[Source records]
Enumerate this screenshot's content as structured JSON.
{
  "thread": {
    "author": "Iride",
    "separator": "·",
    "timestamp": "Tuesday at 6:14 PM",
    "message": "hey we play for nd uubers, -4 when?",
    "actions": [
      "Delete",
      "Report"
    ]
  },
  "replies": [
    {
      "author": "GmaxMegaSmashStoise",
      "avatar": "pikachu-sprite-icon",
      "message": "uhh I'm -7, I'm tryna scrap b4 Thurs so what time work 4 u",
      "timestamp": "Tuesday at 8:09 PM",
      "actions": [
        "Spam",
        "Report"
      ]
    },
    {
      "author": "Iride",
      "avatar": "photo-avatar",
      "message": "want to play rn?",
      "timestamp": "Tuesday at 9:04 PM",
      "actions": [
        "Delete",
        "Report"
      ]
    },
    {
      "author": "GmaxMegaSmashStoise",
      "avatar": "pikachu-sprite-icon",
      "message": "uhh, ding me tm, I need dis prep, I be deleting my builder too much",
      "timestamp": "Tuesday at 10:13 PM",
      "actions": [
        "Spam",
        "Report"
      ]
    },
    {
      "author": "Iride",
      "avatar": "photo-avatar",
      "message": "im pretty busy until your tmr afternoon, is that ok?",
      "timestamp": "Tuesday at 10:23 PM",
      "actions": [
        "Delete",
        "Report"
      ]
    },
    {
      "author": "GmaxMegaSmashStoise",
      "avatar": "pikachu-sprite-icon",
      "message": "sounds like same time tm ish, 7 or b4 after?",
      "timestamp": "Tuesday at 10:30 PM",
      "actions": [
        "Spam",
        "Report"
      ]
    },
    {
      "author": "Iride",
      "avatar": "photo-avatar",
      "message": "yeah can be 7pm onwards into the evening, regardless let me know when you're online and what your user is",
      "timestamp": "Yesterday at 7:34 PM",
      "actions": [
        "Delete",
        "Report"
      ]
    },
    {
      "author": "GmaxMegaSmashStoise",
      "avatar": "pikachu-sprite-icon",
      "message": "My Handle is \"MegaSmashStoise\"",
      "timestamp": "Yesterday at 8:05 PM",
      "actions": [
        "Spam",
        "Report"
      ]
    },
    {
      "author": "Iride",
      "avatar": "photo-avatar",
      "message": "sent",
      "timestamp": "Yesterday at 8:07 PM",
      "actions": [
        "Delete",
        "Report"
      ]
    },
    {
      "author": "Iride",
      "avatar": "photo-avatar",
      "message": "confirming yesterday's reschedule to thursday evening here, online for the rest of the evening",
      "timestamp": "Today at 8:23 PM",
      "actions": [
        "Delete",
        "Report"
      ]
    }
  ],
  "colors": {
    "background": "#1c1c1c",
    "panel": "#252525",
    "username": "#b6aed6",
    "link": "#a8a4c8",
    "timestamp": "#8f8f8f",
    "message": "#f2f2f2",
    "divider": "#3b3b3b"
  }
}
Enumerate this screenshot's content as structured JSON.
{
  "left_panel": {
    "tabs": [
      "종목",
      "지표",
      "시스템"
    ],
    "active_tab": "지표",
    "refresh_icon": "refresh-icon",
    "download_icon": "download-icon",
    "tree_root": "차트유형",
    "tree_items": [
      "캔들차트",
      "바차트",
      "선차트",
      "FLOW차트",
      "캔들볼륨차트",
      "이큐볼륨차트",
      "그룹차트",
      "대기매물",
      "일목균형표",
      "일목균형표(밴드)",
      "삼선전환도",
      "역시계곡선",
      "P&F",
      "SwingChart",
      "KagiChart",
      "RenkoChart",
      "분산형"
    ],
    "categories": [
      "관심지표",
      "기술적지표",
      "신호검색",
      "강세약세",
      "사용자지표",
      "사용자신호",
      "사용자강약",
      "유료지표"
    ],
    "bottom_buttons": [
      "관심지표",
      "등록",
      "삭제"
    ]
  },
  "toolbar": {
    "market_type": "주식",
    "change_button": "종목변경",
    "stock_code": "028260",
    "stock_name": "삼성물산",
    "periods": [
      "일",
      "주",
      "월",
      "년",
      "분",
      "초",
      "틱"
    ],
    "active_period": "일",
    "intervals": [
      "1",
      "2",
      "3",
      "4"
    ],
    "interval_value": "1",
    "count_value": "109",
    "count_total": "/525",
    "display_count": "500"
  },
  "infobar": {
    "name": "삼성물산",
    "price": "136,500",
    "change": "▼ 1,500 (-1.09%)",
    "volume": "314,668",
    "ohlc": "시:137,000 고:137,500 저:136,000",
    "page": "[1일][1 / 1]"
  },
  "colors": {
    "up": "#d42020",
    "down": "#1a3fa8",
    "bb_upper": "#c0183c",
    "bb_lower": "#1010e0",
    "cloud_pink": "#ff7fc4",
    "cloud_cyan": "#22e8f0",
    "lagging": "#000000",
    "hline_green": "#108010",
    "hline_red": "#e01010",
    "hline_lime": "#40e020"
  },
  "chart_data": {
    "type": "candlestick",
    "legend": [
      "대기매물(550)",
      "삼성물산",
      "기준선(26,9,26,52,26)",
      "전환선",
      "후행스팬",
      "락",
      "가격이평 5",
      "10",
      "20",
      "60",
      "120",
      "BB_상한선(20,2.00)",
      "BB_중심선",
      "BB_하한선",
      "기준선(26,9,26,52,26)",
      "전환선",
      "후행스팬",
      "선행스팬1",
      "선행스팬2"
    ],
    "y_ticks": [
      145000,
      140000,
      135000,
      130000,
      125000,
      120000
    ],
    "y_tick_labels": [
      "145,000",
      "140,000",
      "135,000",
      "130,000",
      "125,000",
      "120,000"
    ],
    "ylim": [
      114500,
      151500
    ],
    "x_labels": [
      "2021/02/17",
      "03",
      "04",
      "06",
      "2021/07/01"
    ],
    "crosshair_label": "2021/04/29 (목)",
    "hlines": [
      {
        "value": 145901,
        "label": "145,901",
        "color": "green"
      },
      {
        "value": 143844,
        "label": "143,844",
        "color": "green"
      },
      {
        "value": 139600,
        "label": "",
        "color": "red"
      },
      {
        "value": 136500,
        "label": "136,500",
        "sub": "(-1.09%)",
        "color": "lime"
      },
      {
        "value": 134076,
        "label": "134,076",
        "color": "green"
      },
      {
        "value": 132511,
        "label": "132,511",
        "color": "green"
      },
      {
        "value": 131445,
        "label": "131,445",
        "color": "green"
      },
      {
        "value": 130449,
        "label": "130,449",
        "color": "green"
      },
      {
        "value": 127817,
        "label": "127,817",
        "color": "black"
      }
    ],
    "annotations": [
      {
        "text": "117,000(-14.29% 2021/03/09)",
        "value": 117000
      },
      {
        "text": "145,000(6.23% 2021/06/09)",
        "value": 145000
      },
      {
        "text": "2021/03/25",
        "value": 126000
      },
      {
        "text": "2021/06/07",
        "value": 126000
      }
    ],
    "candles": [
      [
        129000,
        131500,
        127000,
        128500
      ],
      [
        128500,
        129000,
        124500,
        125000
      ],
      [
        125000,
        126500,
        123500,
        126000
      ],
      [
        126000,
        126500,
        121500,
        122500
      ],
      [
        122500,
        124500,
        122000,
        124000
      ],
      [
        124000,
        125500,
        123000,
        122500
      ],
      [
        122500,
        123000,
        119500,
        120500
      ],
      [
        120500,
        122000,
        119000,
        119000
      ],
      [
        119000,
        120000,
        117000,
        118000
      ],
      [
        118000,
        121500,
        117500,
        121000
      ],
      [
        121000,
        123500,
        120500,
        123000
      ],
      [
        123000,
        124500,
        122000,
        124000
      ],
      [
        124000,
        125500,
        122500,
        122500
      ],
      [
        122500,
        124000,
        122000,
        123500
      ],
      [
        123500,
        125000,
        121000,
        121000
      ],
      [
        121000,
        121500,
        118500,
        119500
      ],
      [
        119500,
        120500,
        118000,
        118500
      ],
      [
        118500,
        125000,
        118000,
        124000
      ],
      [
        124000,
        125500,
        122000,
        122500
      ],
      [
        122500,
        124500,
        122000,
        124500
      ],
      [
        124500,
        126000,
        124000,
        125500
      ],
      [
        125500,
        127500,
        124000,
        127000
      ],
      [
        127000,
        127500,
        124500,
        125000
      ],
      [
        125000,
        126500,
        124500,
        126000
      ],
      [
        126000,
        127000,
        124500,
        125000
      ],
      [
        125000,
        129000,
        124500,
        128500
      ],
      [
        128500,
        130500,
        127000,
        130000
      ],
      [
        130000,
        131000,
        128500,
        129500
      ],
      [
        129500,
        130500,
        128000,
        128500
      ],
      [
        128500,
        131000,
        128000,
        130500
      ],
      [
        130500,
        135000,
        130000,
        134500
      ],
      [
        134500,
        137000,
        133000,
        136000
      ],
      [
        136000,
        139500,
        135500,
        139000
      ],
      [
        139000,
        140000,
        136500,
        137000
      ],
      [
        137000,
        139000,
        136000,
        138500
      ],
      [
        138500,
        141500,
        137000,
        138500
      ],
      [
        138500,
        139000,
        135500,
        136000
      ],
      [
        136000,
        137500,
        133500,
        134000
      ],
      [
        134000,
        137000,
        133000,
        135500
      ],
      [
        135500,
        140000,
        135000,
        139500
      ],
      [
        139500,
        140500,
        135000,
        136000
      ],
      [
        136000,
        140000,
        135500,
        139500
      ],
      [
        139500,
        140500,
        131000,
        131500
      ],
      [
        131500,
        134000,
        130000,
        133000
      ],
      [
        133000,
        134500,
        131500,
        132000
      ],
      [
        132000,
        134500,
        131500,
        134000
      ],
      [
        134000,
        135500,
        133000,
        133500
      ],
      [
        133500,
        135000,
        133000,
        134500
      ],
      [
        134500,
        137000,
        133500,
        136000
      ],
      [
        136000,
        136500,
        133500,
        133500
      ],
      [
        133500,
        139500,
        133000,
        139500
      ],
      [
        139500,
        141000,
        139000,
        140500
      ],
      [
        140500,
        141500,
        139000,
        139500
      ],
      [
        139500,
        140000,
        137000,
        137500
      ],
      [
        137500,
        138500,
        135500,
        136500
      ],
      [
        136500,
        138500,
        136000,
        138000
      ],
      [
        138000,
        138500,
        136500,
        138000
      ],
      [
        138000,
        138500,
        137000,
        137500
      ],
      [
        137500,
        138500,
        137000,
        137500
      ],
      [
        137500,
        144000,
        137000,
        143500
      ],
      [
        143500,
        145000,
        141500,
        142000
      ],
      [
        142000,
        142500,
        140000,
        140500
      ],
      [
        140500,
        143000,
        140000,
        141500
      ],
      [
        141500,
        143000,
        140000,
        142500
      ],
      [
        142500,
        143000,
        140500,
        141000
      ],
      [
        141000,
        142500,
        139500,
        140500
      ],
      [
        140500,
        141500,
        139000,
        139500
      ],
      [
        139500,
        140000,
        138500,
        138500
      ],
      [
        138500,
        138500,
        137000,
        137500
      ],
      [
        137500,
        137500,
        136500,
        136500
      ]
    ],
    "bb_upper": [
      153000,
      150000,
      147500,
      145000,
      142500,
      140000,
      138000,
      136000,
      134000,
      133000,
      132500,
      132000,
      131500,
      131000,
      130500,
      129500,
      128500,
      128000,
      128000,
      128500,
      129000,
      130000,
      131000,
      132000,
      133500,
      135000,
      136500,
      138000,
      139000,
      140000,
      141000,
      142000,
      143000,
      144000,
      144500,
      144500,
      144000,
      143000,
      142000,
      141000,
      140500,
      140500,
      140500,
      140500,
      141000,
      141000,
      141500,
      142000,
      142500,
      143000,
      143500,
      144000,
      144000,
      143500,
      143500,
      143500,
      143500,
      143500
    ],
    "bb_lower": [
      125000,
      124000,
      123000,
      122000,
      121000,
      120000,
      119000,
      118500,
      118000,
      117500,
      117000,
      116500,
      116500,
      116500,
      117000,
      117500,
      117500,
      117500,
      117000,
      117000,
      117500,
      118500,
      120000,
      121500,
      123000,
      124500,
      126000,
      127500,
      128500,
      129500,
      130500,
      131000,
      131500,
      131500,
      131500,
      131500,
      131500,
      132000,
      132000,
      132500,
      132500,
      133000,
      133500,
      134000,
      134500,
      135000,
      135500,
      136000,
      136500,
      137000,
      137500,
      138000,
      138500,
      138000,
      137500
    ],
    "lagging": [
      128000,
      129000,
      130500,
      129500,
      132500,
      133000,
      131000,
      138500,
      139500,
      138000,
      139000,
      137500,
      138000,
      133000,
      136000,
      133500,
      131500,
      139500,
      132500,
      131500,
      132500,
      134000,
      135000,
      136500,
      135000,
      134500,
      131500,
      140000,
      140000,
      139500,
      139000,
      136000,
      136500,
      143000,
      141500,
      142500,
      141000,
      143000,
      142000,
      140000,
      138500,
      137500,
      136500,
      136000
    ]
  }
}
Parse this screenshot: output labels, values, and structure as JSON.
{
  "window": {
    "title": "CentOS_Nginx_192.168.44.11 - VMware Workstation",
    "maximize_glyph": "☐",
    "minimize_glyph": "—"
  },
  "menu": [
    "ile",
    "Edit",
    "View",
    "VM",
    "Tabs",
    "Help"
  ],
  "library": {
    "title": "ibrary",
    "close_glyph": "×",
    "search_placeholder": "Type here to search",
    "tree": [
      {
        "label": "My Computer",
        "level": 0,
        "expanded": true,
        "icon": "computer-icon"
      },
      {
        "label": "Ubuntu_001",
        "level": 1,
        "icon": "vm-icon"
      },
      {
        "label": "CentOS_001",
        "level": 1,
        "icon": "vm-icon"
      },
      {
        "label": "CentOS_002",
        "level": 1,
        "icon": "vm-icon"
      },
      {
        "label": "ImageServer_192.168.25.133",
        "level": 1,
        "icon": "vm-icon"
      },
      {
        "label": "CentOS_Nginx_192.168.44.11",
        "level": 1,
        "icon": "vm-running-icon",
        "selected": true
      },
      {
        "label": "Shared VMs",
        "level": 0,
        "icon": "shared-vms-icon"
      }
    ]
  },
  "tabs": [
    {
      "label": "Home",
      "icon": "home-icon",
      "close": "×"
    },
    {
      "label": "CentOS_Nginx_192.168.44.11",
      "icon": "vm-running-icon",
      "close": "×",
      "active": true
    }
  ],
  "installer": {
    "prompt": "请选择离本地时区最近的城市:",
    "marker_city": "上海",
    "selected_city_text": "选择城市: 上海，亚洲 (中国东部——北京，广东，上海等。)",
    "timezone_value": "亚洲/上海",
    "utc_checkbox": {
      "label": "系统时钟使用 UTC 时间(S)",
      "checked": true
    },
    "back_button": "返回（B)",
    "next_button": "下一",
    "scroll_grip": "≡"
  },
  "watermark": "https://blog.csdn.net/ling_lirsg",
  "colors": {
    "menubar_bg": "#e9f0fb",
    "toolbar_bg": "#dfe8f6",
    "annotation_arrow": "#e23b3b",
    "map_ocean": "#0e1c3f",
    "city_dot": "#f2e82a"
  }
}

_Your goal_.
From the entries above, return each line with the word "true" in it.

_Output for this task_.
        "expanded": true,
        "selected": true
      "active": true
      "checked": true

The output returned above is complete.